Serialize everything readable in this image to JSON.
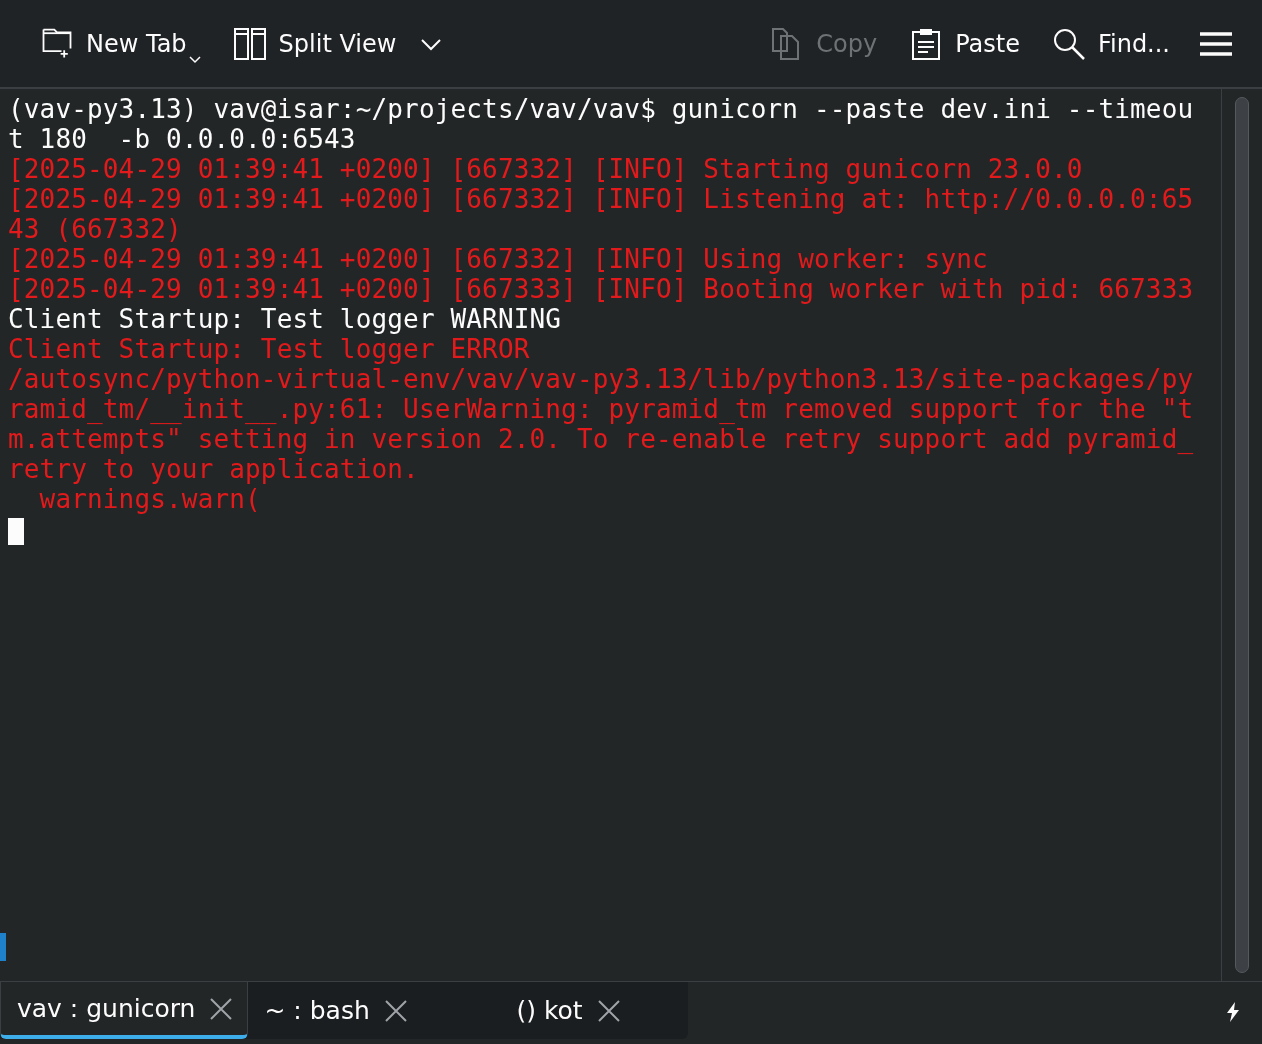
{
  "toolbar": {
    "left": [
      {
        "kind": "new-tab",
        "label": "New Tab",
        "disabled": false
      },
      {
        "kind": "split",
        "label": "Split View",
        "disabled": false
      }
    ],
    "right": [
      {
        "kind": "copy",
        "label": "Copy",
        "disabled": true
      },
      {
        "kind": "paste",
        "label": "Paste",
        "disabled": false
      },
      {
        "kind": "find",
        "label": "Find...",
        "disabled": false
      }
    ]
  },
  "terminal": {
    "lines": [
      {
        "text": "(vav-py3.13) vav@isar:~/projects/vav/vav$ gunicorn --paste dev.ini --timeou",
        "color": "#fcfcfc"
      },
      {
        "text": "t 180  -b 0.0.0.0:6543",
        "color": "#fcfcfc"
      },
      {
        "text": "[2025-04-29 01:39:41 +0200] [667332] [INFO] Starting gunicorn 23.0.0",
        "color": "#e31a1c"
      },
      {
        "text": "[2025-04-29 01:39:41 +0200] [667332] [INFO] Listening at: http://0.0.0.0:65",
        "color": "#e31a1c"
      },
      {
        "text": "43 (667332)",
        "color": "#e31a1c"
      },
      {
        "text": "[2025-04-29 01:39:41 +0200] [667332] [INFO] Using worker: sync",
        "color": "#e31a1c"
      },
      {
        "text": "[2025-04-29 01:39:41 +0200] [667333] [INFO] Booting worker with pid: 667333",
        "color": "#e31a1c"
      },
      {
        "text": "Client Startup: Test logger WARNING",
        "color": "#fcfcfc"
      },
      {
        "text": "Client Startup: Test logger ERROR",
        "color": "#e31a1c"
      },
      {
        "text": "/autosync/python-virtual-env/vav/vav-py3.13/lib/python3.13/site-packages/py",
        "color": "#e31a1c"
      },
      {
        "text": "ramid_tm/__init__.py:61: UserWarning: pyramid_tm removed support for the \"t",
        "color": "#e31a1c"
      },
      {
        "text": "m.attempts\" setting in version 2.0. To re-enable retry support add pyramid_",
        "color": "#e31a1c"
      },
      {
        "text": "retry to your application.",
        "color": "#e31a1c"
      },
      {
        "text": "  warnings.warn(",
        "color": "#e31a1c"
      }
    ]
  },
  "tabs": [
    {
      "label": "vav : gunicorn",
      "selected": true
    },
    {
      "label": "~ : bash",
      "selected": false
    },
    {
      "label": "() kot",
      "selected": false
    }
  ]
}
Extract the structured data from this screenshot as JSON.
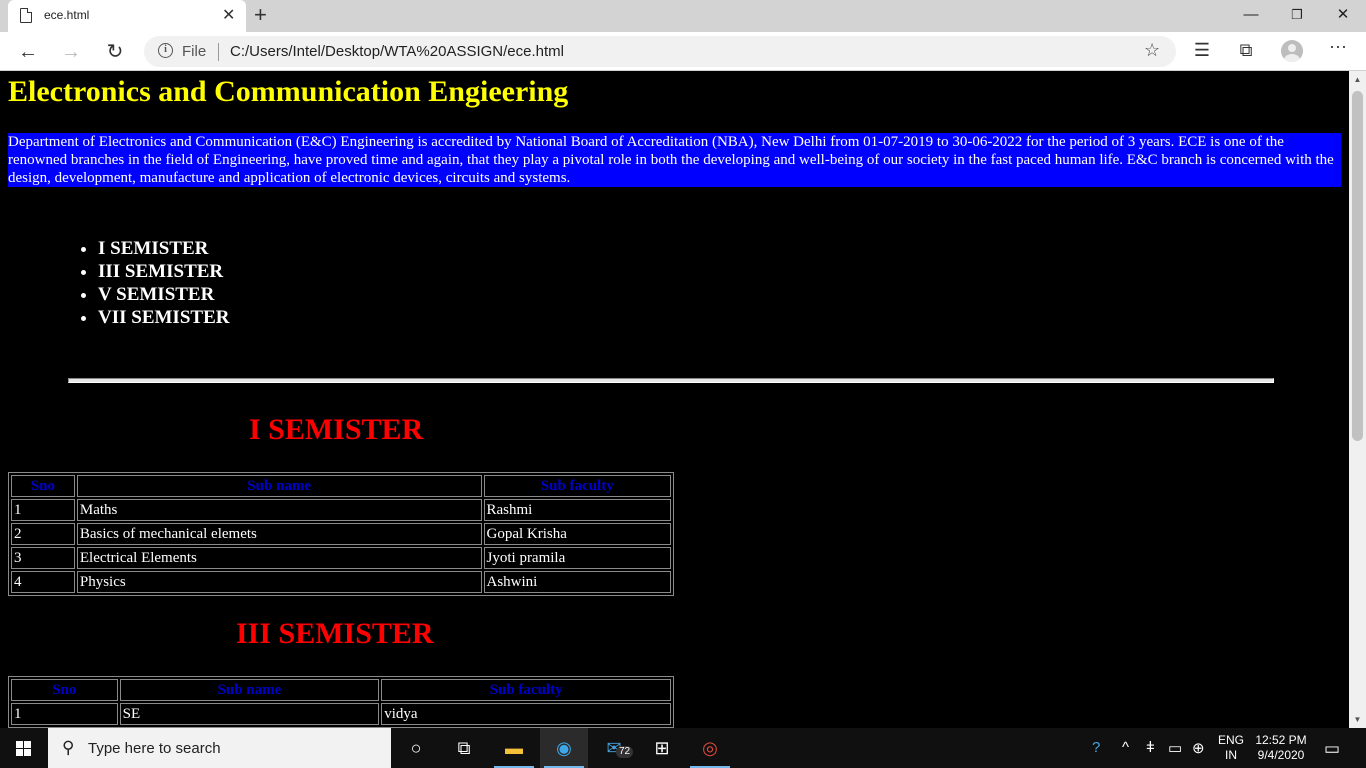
{
  "browser": {
    "tab_title": "ece.html",
    "tab_close": "✕",
    "new_tab": "+",
    "window_controls": {
      "minimize": "—",
      "restore": "❐",
      "close": "✕"
    },
    "address_scheme": "File",
    "address_url": "C:/Users/Intel/Desktop/WTA%20ASSIGN/ece.html",
    "icons": [
      "back-icon",
      "forward-icon",
      "refresh-icon",
      "info-icon",
      "favorite-star-icon",
      "favorites-list-icon",
      "collections-icon",
      "profile-avatar-icon",
      "more-menu-icon"
    ]
  },
  "page": {
    "title": "Electronics and Communication Engieering",
    "intro": "Department of Electronics and Communication (E&C) Engineering is accredited by National Board of Accreditation (NBA), New Delhi from 01-07-2019 to 30-06-2022 for the period of 3 years. ECE is one of the renowned branches in the field of Engineering, have proved time and again, that they play a pivotal role in both the developing and well-being of our society in the fast paced human life. E&C branch is concerned with the design, development, manufacture and application of electronic devices, circuits and systems.",
    "semester_links": [
      "I SEMISTER",
      "III SEMISTER",
      "V SEMISTER",
      "VII SEMISTER"
    ],
    "semesters": [
      {
        "heading": "I SEMISTER",
        "columns": [
          "Sno",
          "Sub name",
          "Sub faculty"
        ],
        "rows": [
          [
            "1",
            "Maths",
            "Rashmi"
          ],
          [
            "2",
            "Basics of mechanical elemets",
            "Gopal Krisha"
          ],
          [
            "3",
            "Electrical Elements",
            "Jyoti pramila"
          ],
          [
            "4",
            "Physics",
            "Ashwini"
          ]
        ]
      },
      {
        "heading": "III SEMISTER",
        "columns": [
          "Sno",
          "Sub name",
          "Sub faculty"
        ],
        "rows": [
          [
            "1",
            "SE",
            "vidya"
          ]
        ]
      }
    ],
    "colors": {
      "background": "#000000",
      "title": "#ffff00",
      "intro_bg": "#0000ff",
      "heading": "#ff0000",
      "table_header": "#0000cc"
    }
  },
  "taskbar": {
    "search_placeholder": "Type here to search",
    "mail_badge": "72",
    "language": "ENG",
    "region": "IN",
    "time": "12:52 PM",
    "date": "9/4/2020"
  }
}
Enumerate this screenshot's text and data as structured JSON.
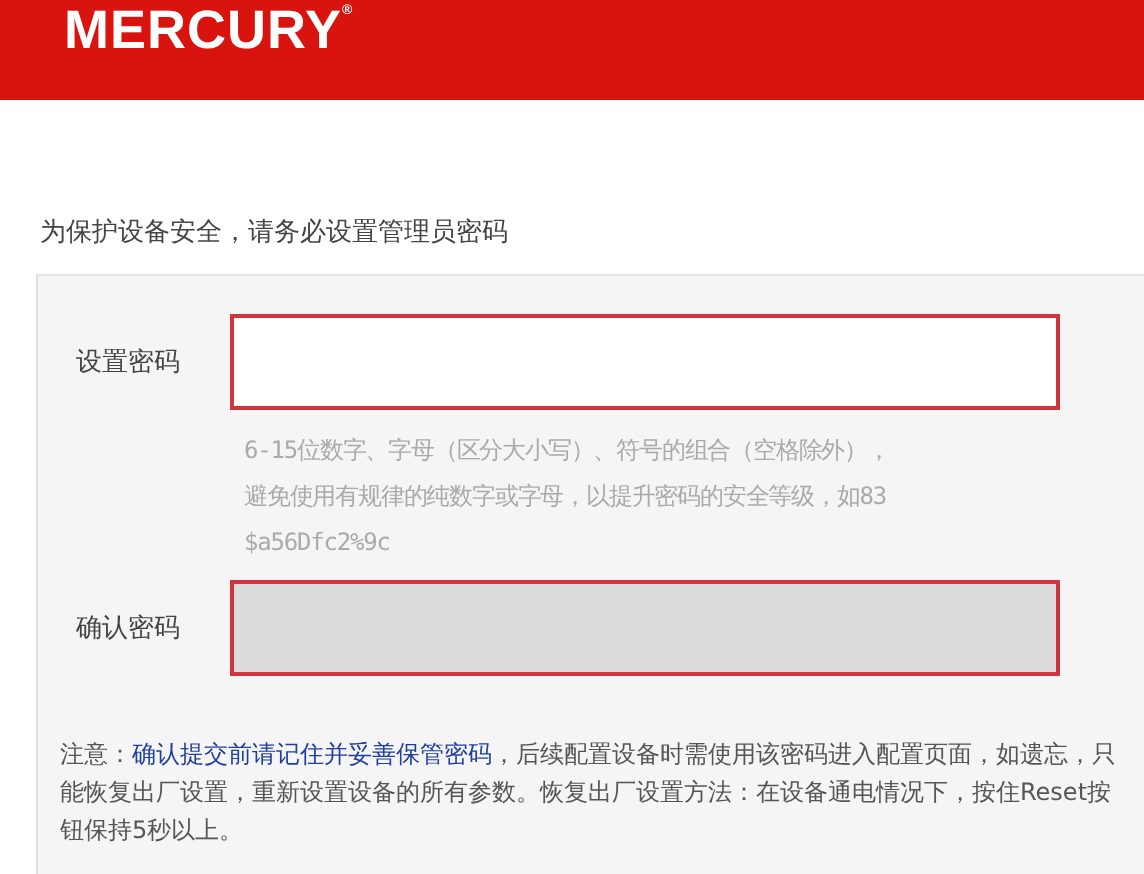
{
  "header": {
    "logo": "MERCURY",
    "trademark": "®"
  },
  "intro": "为保护设备安全，请务必设置管理员密码",
  "fields": [
    {
      "label": "设置密码",
      "disabled": false,
      "hint": [
        "6-15位数字、字母（区分大小写）、符号的组合（空格除外），",
        "避免使用有规律的纯数字或字母，以提升密码的安全等级，如83",
        "$a56Dfc2%9c"
      ]
    },
    {
      "label": "确认密码",
      "disabled": true
    }
  ],
  "note": "注意：**确认提交前请记住并妥善保管密码**，后续配置设备时需使用该密码进入配置页面，如遗忘，只能恢复出厂设置，重新设置设备的所有参数。恢复出厂设置方法：在设备通电情况下，按住Reset按钮保持5秒以上。"
}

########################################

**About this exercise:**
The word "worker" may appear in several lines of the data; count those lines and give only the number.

**Output below:**
2